(Extracted entries begins)
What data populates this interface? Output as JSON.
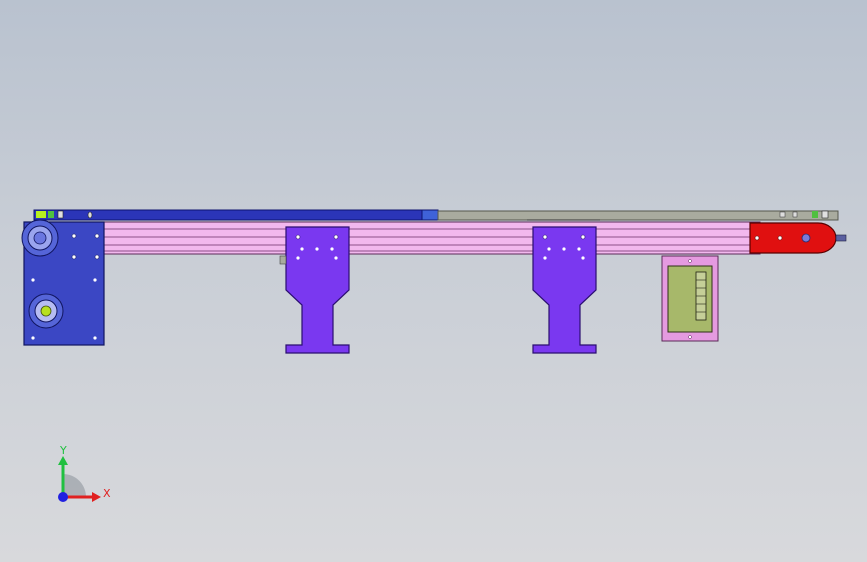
{
  "viewport": {
    "background_top": "#b9c2cf",
    "background_bottom": "#d8d9dc"
  },
  "model": {
    "rail_color": "#2b35b8",
    "belt_color": "#f2b8ee",
    "bracket_color": "#7a38f0",
    "drive_plate_color": "#3b47c4",
    "end_cap_color": "#e01010",
    "control_box_color": "#e59ae0",
    "screen_color": "#a7b86a"
  },
  "triad": {
    "x_label": "X",
    "y_label": "Y",
    "x_color": "#e02020",
    "y_color": "#20c040",
    "z_color": "#2020e0"
  }
}
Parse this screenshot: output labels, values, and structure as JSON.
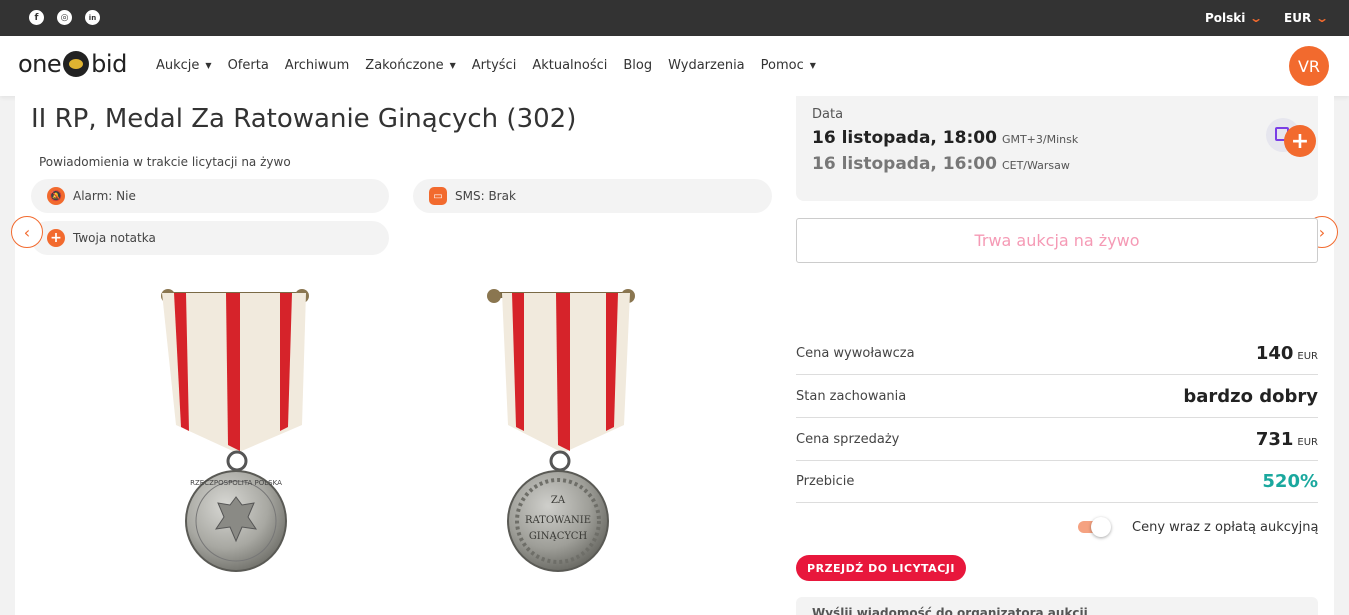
{
  "topbar": {
    "social": [
      {
        "icon": "facebook-icon",
        "glyph": "f"
      },
      {
        "icon": "instagram-icon",
        "glyph": "◎"
      },
      {
        "icon": "linkedin-icon",
        "glyph": "in"
      }
    ],
    "language": "Polski",
    "currency": "EUR",
    "accent": "#f26a2e"
  },
  "navbar": {
    "logo_left": "one",
    "logo_right": "bid",
    "items": [
      {
        "label": "Aukcje",
        "dropdown": true
      },
      {
        "label": "Oferta",
        "dropdown": false
      },
      {
        "label": "Archiwum",
        "dropdown": false
      },
      {
        "label": "Zakończone",
        "dropdown": true
      },
      {
        "label": "Artyści",
        "dropdown": false
      },
      {
        "label": "Aktualności",
        "dropdown": false
      },
      {
        "label": "Blog",
        "dropdown": false
      },
      {
        "label": "Wydarzenia",
        "dropdown": false
      },
      {
        "label": "Pomoc",
        "dropdown": true
      }
    ],
    "avatar": "VR"
  },
  "lot": {
    "title": "II RP, Medal Za Ratowanie Ginących (302)",
    "notifications_label": "Powiadomienia w trakcie licytacji na żywo",
    "alarm": "Alarm: Nie",
    "sms": "SMS: Brak",
    "note": "Twoja notatka",
    "medal_front_text": "RZECZPOSPOLITA POLSKA",
    "medal_back_text": [
      "ZA",
      "RATOWANIE",
      "GINĄCYCH"
    ]
  },
  "date": {
    "label": "Data",
    "primary": "16 listopada, 18:00",
    "primary_tz": "GMT+3/Minsk",
    "secondary": "16 listopada, 16:00",
    "secondary_tz": "CET/Warsaw"
  },
  "live_button": "Trwa aukcja na żywo",
  "details": [
    {
      "label": "Cena wywoławcza",
      "value": "140",
      "unit": "EUR"
    },
    {
      "label": "Stan zachowania",
      "value": "bardzo dobry",
      "unit": ""
    },
    {
      "label": "Cena sprzedaży",
      "value": "731",
      "unit": "EUR"
    },
    {
      "label": "Przebicie",
      "value": "520%",
      "unit": ""
    }
  ],
  "fee_toggle": {
    "label": "Ceny wraz z opłatą aukcyjną",
    "on": true
  },
  "bid_button": "PRZEJDŹ DO LICYTACJI",
  "message_box": "Wyślij wiadomość do organizatora aukcji"
}
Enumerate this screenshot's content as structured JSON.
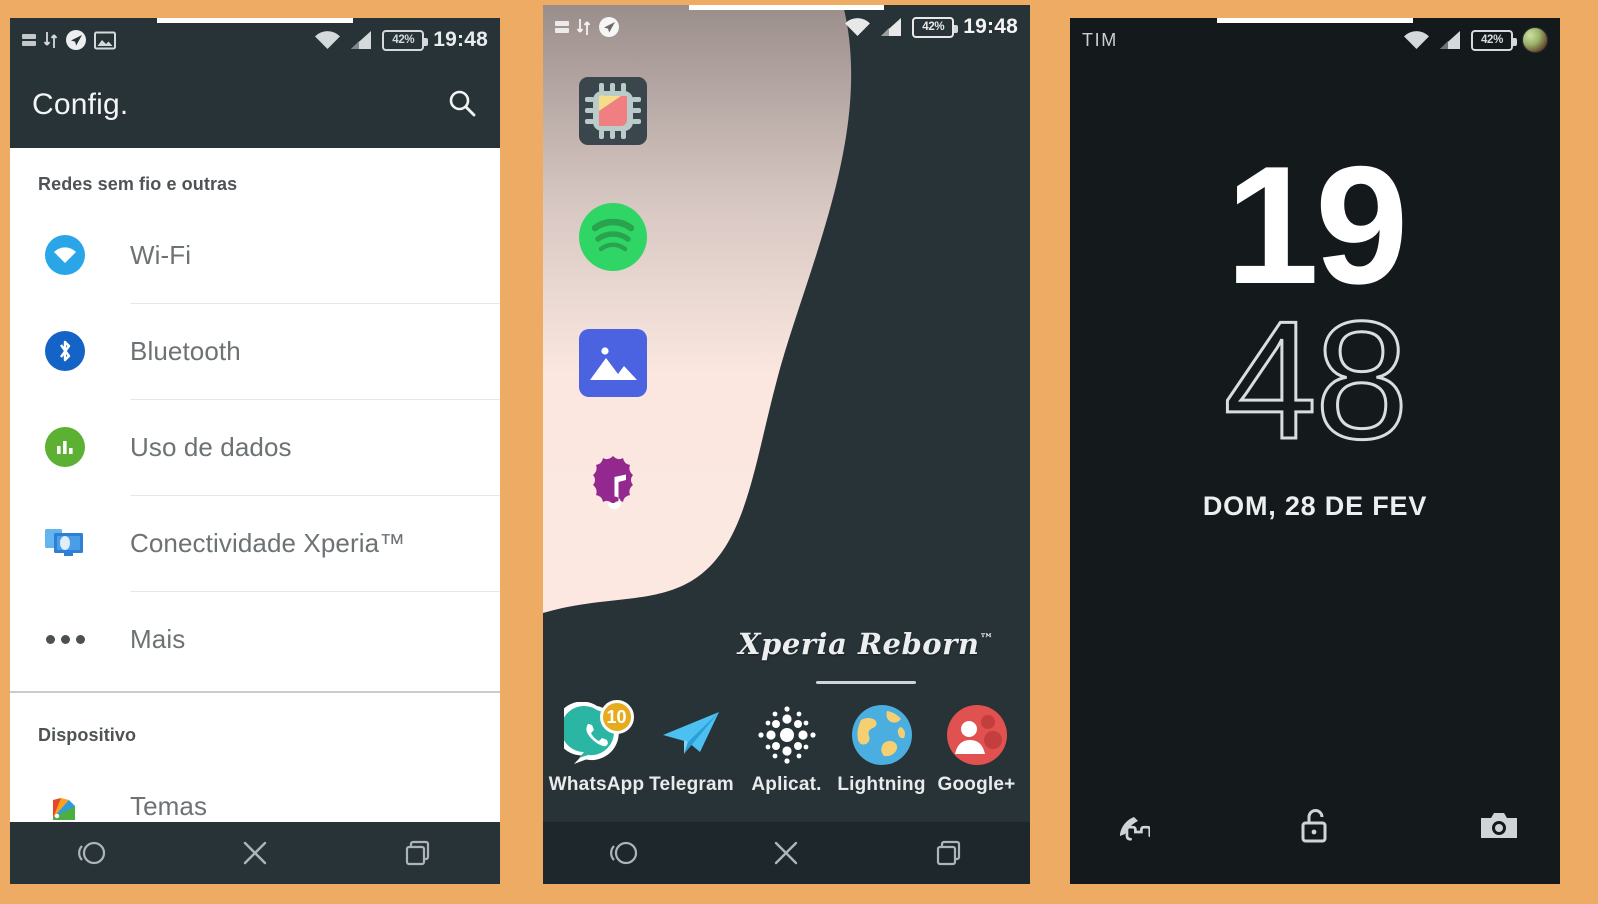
{
  "background_color": "#eeab63",
  "settings_panel": {
    "name": "settings-screen",
    "statusbar": {
      "icons": [
        "data-rate-icon",
        "data-transfer-icon",
        "location-icon",
        "screenshot-icon"
      ],
      "wifi_icon": "wifi-icon",
      "signal_icon": "signal-bars-icon",
      "battery_label": "42%",
      "time": "19:48"
    },
    "appbar": {
      "title": "Config.",
      "search_icon": "search-icon"
    },
    "sections": [
      {
        "header": "Redes sem fio e outras",
        "items": [
          {
            "label": "Wi-Fi",
            "icon": "wifi-icon",
            "color": "#2aa6e8"
          },
          {
            "label": "Bluetooth",
            "icon": "bluetooth-icon",
            "color": "#1464c8"
          },
          {
            "label": "Uso de dados",
            "icon": "data-usage-icon",
            "color": "#5cb032"
          },
          {
            "label": "Conectividade Xperia™",
            "icon": "screen-mirroring-icon",
            "color": "#3d8ae0"
          },
          {
            "label": "Mais",
            "icon": "more-dots-icon",
            "color": "#4b5052"
          }
        ]
      },
      {
        "header": "Dispositivo",
        "items": [
          {
            "label": "Temas",
            "icon": "themes-palette-icon",
            "color": "#e8452b"
          }
        ]
      }
    ],
    "navbar": [
      {
        "name": "back-button",
        "icon": "back-circle-icon"
      },
      {
        "name": "home-button",
        "icon": "close-x-icon"
      },
      {
        "name": "recents-button",
        "icon": "recents-square-icon"
      }
    ]
  },
  "home_panel": {
    "name": "home-screen",
    "statusbar": {
      "icons": [
        "data-rate-icon",
        "data-transfer-icon",
        "location-icon"
      ],
      "wifi_icon": "wifi-icon",
      "signal_icon": "signal-bars-icon",
      "battery_label": "42%",
      "time": "19:48"
    },
    "app_icons": [
      {
        "name": "cpu-chip-icon",
        "label": ""
      },
      {
        "name": "spotify-icon",
        "label": ""
      },
      {
        "name": "gallery-icon",
        "label": ""
      },
      {
        "name": "music-note-icon",
        "label": ""
      }
    ],
    "branding": {
      "text": "Xperia Reborn",
      "trademark": "™"
    },
    "dock": [
      {
        "label": "WhatsApp",
        "icon": "whatsapp-icon",
        "badge": "10"
      },
      {
        "label": "Telegram",
        "icon": "telegram-icon",
        "badge": ""
      },
      {
        "label": "Aplicat.",
        "icon": "app-drawer-icon",
        "badge": ""
      },
      {
        "label": "Lightning",
        "icon": "globe-browser-icon",
        "badge": ""
      },
      {
        "label": "Google+",
        "icon": "google-plus-icon",
        "badge": ""
      }
    ],
    "navbar": [
      {
        "name": "back-button",
        "icon": "back-circle-icon"
      },
      {
        "name": "home-button",
        "icon": "close-x-icon"
      },
      {
        "name": "recents-button",
        "icon": "recents-square-icon"
      }
    ]
  },
  "lock_panel": {
    "name": "lock-screen",
    "statusbar": {
      "carrier": "TIM",
      "wifi_icon": "wifi-icon",
      "signal_icon": "signal-bars-icon",
      "battery_label": "42%",
      "avatar_icon": "user-avatar-icon"
    },
    "clock": {
      "hours": "19",
      "minutes": "48",
      "date": "DOM, 28 DE FEV"
    },
    "actions": [
      {
        "name": "phone-shortcut",
        "icon": "phone-handset-icon"
      },
      {
        "name": "unlock-indicator",
        "icon": "unlocked-padlock-icon"
      },
      {
        "name": "camera-shortcut",
        "icon": "camera-icon"
      }
    ]
  }
}
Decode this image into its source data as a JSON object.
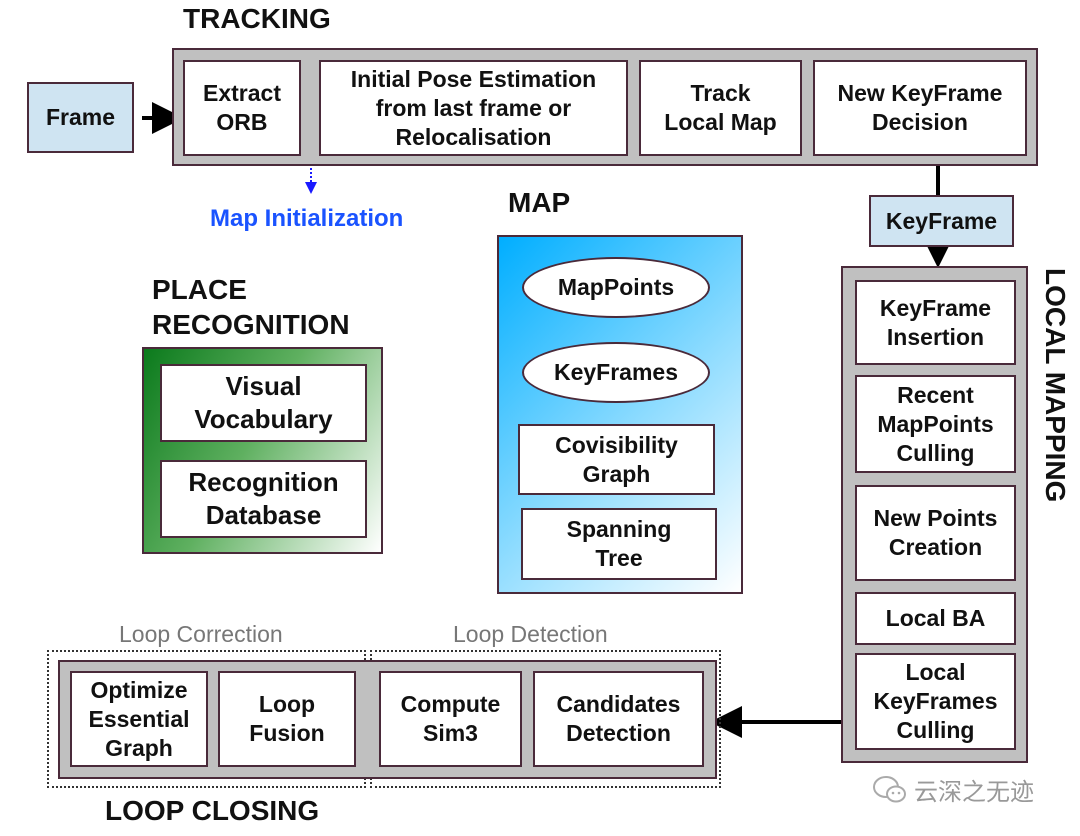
{
  "colors": {
    "frame_fill": "#cfe4f2",
    "module_fill": "#c0c0c0",
    "map_gradient_start": "#00aeff",
    "place_gradient_start": "#0b7a1c",
    "map_init_text": "#1a53ff",
    "border": "#4a2a3a"
  },
  "tracking": {
    "title": "TRACKING",
    "steps": [
      "Extract\nORB",
      "Initial Pose Estimation\nfrom last frame or\nRelocalisation",
      "Track\nLocal Map",
      "New KeyFrame\nDecision"
    ]
  },
  "frame": {
    "label": "Frame"
  },
  "map_initialization": {
    "label": "Map Initialization"
  },
  "map": {
    "title": "MAP",
    "items": [
      "MapPoints",
      "KeyFrames",
      "Covisibility\nGraph",
      "Spanning\nTree"
    ]
  },
  "place_recognition": {
    "title": "PLACE\nRECOGNITION",
    "items": [
      "Visual\nVocabulary",
      "Recognition\nDatabase"
    ]
  },
  "keyframe": {
    "label": "KeyFrame"
  },
  "local_mapping": {
    "title": "LOCAL MAPPING",
    "steps": [
      "KeyFrame\nInsertion",
      "Recent\nMapPoints\nCulling",
      "New Points\nCreation",
      "Local BA",
      "Local\nKeyFrames\nCulling"
    ]
  },
  "loop_closing": {
    "title": "LOOP CLOSING",
    "loop_correction": {
      "label": "Loop Correction",
      "steps": [
        "Optimize\nEssential\nGraph",
        "Loop\nFusion"
      ]
    },
    "loop_detection": {
      "label": "Loop Detection",
      "steps": [
        "Compute\nSim3",
        "Candidates\nDetection"
      ]
    }
  },
  "watermark": {
    "text": "云深之无迹",
    "icon": "wechat-icon"
  }
}
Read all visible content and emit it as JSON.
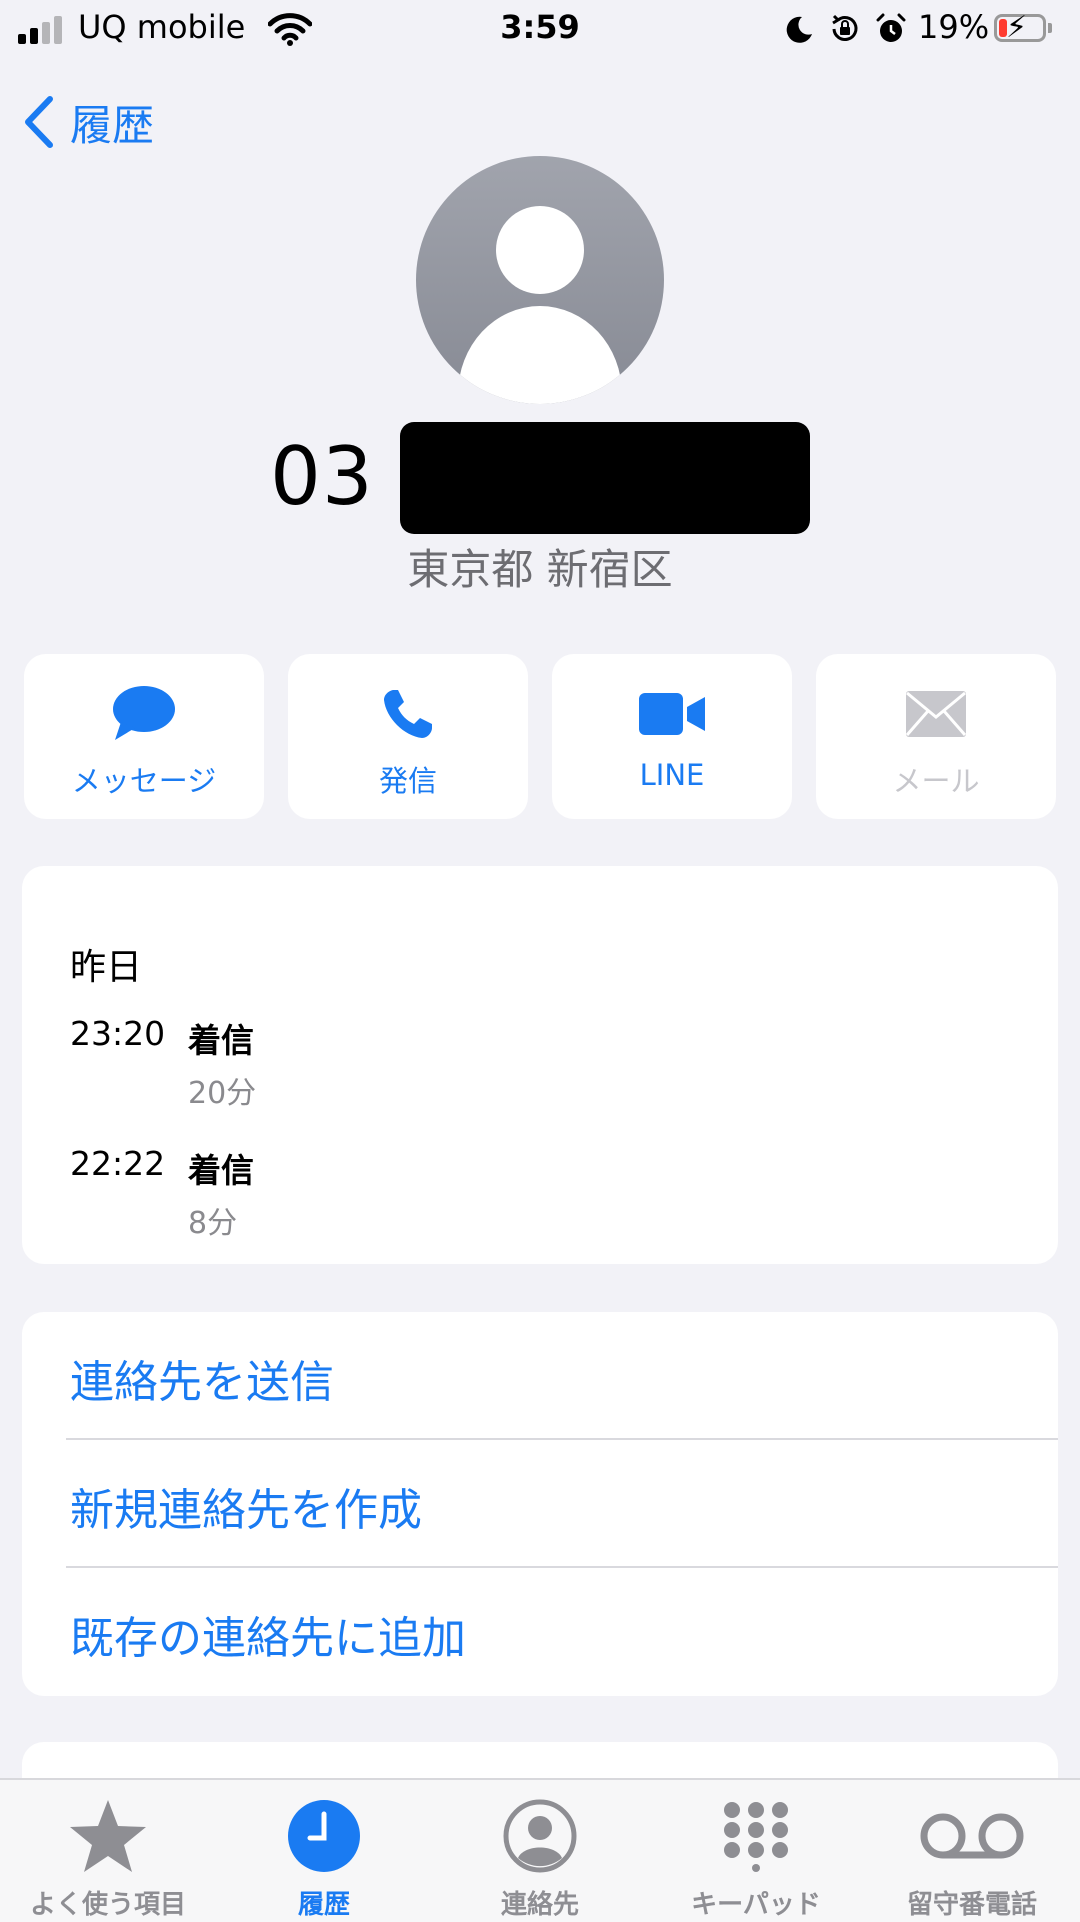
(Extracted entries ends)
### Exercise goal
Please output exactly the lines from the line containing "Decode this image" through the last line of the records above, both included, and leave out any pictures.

### The answer
Decode this image into its source data as a JSON object.
{
  "colors": {
    "frame_fill": "#cfe4f2",
    "module_fill": "#c0c0c0",
    "map_gradient_start": "#00aeff",
    "place_gradient_start": "#0b7a1c",
    "map_init_text": "#1a53ff",
    "border": "#4a2a3a"
  },
  "tracking": {
    "title": "TRACKING",
    "steps": [
      "Extract\nORB",
      "Initial Pose Estimation\nfrom last frame or\nRelocalisation",
      "Track\nLocal Map",
      "New KeyFrame\nDecision"
    ]
  },
  "frame": {
    "label": "Frame"
  },
  "map_initialization": {
    "label": "Map Initialization"
  },
  "map": {
    "title": "MAP",
    "items": [
      "MapPoints",
      "KeyFrames",
      "Covisibility\nGraph",
      "Spanning\nTree"
    ]
  },
  "place_recognition": {
    "title": "PLACE\nRECOGNITION",
    "items": [
      "Visual\nVocabulary",
      "Recognition\nDatabase"
    ]
  },
  "keyframe": {
    "label": "KeyFrame"
  },
  "local_mapping": {
    "title": "LOCAL MAPPING",
    "steps": [
      "KeyFrame\nInsertion",
      "Recent\nMapPoints\nCulling",
      "New Points\nCreation",
      "Local BA",
      "Local\nKeyFrames\nCulling"
    ]
  },
  "loop_closing": {
    "title": "LOOP CLOSING",
    "loop_correction": {
      "label": "Loop Correction",
      "steps": [
        "Optimize\nEssential\nGraph",
        "Loop\nFusion"
      ]
    },
    "loop_detection": {
      "label": "Loop Detection",
      "steps": [
        "Compute\nSim3",
        "Candidates\nDetection"
      ]
    }
  },
  "watermark": {
    "text": "云深之无迹",
    "icon": "wechat-icon"
  }
}
Read all visible content and emit it as JSON.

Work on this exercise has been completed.